Data to use section start

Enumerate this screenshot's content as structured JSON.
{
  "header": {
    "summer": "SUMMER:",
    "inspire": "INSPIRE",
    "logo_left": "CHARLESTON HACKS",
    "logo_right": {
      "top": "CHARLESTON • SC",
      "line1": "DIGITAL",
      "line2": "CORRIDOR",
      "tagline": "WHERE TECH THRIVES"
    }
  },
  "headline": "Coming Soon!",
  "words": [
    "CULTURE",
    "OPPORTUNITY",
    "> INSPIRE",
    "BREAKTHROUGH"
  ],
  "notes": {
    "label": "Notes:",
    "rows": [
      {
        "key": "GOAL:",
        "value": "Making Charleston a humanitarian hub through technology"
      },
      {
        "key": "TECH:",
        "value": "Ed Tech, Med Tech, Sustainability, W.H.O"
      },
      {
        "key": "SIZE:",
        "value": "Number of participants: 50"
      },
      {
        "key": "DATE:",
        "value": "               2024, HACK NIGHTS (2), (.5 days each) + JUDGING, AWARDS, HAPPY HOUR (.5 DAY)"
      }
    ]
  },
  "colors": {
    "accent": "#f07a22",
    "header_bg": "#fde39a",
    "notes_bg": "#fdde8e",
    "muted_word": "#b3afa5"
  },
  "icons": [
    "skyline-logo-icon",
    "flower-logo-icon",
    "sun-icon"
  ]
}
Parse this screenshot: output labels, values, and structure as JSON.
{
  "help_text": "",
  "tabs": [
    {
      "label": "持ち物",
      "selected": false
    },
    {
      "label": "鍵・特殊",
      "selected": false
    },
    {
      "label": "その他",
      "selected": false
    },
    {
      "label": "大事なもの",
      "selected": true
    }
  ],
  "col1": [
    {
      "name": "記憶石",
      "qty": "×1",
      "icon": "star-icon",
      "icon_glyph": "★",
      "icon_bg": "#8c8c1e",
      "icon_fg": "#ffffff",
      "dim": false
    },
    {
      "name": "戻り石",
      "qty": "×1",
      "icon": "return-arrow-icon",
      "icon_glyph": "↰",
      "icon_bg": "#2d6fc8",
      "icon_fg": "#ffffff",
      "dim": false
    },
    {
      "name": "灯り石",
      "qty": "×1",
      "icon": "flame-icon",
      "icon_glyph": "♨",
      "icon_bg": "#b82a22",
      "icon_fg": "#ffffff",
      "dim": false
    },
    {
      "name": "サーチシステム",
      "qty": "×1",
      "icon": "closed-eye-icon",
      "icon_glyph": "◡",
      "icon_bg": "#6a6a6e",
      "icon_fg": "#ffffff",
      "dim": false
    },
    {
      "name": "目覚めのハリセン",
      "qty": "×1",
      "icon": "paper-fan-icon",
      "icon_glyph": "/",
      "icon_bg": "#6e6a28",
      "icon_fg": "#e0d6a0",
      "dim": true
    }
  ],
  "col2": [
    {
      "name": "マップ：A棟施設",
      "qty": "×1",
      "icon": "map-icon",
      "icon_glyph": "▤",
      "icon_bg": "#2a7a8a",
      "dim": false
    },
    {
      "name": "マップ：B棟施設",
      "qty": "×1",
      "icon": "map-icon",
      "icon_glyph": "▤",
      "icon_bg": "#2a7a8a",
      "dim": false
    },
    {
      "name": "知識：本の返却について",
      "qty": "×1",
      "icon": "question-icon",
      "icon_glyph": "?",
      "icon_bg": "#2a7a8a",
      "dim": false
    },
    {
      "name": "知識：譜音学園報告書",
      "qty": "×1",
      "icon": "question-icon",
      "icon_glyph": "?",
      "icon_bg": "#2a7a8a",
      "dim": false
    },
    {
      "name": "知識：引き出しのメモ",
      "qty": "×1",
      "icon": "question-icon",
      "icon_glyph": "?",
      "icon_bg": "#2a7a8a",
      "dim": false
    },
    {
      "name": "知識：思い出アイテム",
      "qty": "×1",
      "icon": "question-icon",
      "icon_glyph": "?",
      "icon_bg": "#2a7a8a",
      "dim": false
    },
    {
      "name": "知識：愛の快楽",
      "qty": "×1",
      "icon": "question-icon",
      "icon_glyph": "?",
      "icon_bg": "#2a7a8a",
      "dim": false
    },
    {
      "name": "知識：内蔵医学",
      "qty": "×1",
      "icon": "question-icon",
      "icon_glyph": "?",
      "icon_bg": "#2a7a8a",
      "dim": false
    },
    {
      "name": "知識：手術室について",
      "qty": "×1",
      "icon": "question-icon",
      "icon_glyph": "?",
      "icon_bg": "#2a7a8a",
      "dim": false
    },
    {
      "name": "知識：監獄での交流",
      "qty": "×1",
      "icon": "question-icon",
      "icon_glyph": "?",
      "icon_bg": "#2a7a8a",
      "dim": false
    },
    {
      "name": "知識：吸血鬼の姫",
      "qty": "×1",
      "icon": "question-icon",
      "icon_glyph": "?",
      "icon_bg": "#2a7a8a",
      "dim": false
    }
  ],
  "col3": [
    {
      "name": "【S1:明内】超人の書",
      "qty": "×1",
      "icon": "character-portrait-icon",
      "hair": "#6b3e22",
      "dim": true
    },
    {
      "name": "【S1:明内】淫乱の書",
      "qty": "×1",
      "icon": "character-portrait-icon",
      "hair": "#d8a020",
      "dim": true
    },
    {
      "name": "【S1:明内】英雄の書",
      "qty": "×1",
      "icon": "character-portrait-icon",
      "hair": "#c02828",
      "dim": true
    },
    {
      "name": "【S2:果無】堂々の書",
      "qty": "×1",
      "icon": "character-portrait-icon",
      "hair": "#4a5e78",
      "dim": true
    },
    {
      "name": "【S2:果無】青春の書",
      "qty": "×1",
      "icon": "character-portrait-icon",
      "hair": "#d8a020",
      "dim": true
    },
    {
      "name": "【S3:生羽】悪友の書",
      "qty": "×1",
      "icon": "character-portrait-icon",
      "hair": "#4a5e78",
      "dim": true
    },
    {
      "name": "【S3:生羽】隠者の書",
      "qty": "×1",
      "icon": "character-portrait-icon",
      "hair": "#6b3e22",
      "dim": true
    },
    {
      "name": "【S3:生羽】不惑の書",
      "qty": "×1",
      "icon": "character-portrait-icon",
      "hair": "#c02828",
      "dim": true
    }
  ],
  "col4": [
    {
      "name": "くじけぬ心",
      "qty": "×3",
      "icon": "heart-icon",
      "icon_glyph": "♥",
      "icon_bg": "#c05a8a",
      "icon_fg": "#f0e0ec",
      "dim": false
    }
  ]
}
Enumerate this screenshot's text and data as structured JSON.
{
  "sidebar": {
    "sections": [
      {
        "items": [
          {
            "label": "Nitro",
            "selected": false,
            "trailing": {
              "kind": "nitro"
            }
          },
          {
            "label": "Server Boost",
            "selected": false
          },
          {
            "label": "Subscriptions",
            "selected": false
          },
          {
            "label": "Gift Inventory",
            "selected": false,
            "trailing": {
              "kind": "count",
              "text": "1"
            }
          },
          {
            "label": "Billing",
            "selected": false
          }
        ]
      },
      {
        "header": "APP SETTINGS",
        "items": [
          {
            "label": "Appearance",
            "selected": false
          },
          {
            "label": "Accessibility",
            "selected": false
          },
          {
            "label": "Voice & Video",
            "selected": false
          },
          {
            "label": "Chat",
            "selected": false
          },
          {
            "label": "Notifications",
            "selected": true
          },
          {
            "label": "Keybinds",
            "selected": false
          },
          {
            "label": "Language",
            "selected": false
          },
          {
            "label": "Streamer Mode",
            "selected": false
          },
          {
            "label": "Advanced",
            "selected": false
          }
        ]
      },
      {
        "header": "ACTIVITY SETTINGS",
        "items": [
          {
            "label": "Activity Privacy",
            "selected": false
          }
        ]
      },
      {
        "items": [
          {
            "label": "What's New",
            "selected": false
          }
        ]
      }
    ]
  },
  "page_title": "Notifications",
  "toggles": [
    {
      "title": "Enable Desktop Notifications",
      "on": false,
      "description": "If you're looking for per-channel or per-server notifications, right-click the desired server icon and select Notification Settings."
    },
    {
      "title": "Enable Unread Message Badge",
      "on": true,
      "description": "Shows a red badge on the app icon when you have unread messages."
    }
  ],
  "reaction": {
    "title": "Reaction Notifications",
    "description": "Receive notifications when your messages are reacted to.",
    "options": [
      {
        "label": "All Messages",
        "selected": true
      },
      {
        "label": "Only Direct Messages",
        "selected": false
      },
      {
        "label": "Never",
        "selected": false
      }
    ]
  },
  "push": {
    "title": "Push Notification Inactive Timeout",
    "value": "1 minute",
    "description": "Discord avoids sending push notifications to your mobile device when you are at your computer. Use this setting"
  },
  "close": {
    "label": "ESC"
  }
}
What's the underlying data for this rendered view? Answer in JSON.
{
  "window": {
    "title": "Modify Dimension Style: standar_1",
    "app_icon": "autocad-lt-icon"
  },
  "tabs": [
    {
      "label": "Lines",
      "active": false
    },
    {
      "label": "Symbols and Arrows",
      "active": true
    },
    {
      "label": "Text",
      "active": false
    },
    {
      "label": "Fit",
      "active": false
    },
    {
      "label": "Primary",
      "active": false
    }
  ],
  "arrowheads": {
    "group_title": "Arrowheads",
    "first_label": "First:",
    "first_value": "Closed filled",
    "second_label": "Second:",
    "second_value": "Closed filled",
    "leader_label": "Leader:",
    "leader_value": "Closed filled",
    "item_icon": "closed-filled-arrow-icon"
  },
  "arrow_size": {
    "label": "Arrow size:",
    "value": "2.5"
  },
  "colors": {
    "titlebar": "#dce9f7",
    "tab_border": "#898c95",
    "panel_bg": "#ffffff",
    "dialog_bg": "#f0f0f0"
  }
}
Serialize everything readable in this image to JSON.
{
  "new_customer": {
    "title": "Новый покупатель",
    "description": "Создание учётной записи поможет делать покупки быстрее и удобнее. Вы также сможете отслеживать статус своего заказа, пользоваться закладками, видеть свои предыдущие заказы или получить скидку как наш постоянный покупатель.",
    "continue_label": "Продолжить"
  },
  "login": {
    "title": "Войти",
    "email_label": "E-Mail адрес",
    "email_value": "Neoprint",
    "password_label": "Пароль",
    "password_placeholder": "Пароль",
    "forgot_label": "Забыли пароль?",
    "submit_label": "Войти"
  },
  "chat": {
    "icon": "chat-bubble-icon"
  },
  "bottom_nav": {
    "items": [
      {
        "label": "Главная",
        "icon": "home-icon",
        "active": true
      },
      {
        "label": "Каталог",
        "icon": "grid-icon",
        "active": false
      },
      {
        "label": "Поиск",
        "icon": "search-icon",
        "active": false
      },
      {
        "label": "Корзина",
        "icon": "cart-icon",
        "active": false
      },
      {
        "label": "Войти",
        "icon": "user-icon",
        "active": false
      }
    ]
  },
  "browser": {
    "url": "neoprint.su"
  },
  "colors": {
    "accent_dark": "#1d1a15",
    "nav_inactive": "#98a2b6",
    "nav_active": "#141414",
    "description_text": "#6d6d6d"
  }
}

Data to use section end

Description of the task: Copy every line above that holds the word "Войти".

Result below:
    "title": "Войти",
    "submit_label": "Войти"
        "label": "Войти",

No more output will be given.